For example, create a sample collection with collation strength 1:

db.createCollection( "myColl", { collation: { locale: "fr", strength: 1 } } )

A collation strength of 1 compares base character only and ignores other differences such as case and diacritics.

Next, insert three example documents:

db.myColl.insertMany([
   { _id: 1, name: "cafe" },
   { _id: 2, name: "Cafe" },
   { _id: 3, name: "café" }
])

The following $replaceAll operation tries to find and replace all instances of “Cafe” in the name field:

db.myColl.aggregate([
  {
    $addFields:
      {
        resultObject: { $replaceAll: { input: "$name", find: "Cafe", replacement: "CAFE" } }
      }
  }
])

Because $replaceAll ignores the collation configured for this collection, the operation only matches the instance of “Cafe” in document 2:

{ "_id" : 1, "name" : "cafe", "resultObject" : "cafe" }
{ "_id" : 2, "name" : "Cafe", "resultObject" : "CAFE" }
{ "_id" : 3, "name" : "café", "resultObject" : "café" }

Operators which respect collation, such as $match, would match all three documents when performing a string comparison against “Cafe” due to this collection’s collation strength of 1.

$replaceAll and Unicode Normalization

The $replaceAll aggregation expression does not perform any unicode normalization. This means that string matching for all $replaceAll expressions will consider the number of code points used to represent a character in unicode when attempting a match.

For example, the character é can be represented in unicode using either one code point or two:

Unicode Displays as Code points
\xe9 é 1 ( \xe9 )
e\u0301 é 2 ( e + \u0301 )

Using $replaceAll with a find string where the character é is represented in unicode with one code point will not match any instance of é that uses two code points in the input string.

The following table shows whether a match occurs for a find string of “café” when compared to input strings where é is represented by either one code point or two.

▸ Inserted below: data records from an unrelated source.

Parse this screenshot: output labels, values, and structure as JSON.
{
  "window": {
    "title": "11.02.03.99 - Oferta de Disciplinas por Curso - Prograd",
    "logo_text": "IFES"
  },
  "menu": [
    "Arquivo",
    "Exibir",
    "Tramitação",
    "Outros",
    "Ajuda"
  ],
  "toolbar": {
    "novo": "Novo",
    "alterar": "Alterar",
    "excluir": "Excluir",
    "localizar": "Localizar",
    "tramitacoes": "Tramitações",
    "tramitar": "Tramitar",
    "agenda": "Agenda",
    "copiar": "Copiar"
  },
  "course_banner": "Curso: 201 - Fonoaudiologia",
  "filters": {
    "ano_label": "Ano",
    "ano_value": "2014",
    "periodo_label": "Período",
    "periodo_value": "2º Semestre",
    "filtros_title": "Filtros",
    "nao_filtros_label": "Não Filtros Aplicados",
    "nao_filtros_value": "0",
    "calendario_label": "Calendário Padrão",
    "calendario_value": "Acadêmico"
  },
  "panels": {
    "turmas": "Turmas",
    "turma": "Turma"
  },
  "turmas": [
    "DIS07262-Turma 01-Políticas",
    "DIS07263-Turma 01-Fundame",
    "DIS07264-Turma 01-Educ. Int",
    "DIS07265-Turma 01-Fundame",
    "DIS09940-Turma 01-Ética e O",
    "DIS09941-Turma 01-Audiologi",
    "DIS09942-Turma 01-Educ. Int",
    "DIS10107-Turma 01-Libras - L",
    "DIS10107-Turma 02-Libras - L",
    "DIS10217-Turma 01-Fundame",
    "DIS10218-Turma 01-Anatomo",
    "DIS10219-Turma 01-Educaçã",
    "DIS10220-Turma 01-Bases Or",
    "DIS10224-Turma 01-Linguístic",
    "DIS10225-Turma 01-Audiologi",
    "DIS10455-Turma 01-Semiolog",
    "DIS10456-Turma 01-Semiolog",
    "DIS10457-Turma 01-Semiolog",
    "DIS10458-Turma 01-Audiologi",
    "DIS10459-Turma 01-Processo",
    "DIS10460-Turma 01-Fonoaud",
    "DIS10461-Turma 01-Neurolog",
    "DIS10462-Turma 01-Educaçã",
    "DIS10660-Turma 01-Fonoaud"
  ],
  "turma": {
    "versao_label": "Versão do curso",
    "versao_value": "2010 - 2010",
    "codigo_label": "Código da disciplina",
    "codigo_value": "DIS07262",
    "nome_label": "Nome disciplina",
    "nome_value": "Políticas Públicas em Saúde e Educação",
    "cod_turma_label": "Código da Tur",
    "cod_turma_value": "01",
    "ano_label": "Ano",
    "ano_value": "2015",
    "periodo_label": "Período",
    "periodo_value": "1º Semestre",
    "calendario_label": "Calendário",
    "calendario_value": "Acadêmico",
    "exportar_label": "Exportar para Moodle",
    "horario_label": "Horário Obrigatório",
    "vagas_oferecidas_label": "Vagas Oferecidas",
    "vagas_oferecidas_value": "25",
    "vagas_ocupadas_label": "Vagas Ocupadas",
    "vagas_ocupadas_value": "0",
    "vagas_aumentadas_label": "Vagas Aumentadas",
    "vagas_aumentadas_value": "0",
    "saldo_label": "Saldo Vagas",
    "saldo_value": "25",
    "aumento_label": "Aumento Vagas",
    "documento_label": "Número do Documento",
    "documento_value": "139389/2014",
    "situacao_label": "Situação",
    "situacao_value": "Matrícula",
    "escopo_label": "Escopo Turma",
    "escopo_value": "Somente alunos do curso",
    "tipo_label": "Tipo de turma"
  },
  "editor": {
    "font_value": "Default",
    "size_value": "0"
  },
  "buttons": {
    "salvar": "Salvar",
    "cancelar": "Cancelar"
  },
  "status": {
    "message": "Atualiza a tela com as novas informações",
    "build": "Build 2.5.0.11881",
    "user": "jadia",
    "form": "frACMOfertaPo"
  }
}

The find string in this example uses one code point to represent the é character:

Example Match
{ $replaceAll: { input: "caf\xe9", find: "café", replacement: "CAFE" } } yes
{ $replaceAll: { input: "cafe\u0301", find: "café", replacement: "CAFE" } } no

Because $replaceAll does not perform any unicode normalization, only the first string comparison matches, where both the find and input strings use one code point to represent é.

Example

Create an inventory collection with the following documents:

db.inventory.insertMany([
   { "_id" : 1, "item" : "blue paint" },
   { "_id" : 2, "item" : "blue and green paint" },
   { "_id" : 3, "item" : "blue paint with blue paintbrush" },
   { "_id" : 4, "item" : "blue paint with green paintbrush" },
])

The following example replaces each instance of “blue paint” in the item field with “red paint”:

db.inventory.aggregate([
   {
     $project:
      {
         item: { $replaceAll: { input: "$item", find: "blue paint", replacement: "red paint" } }
      }
   }
])

The operation returns the following results:

{ "_id" : 1, "item" : "red paint" }
{ "_id" : 2, "item" : "blue and green paint" }
{ "_id" : 3, "item" : "red paint with red paintbrush" }
{ "_id" : 4, "item" : "red paint with green paintbrush" }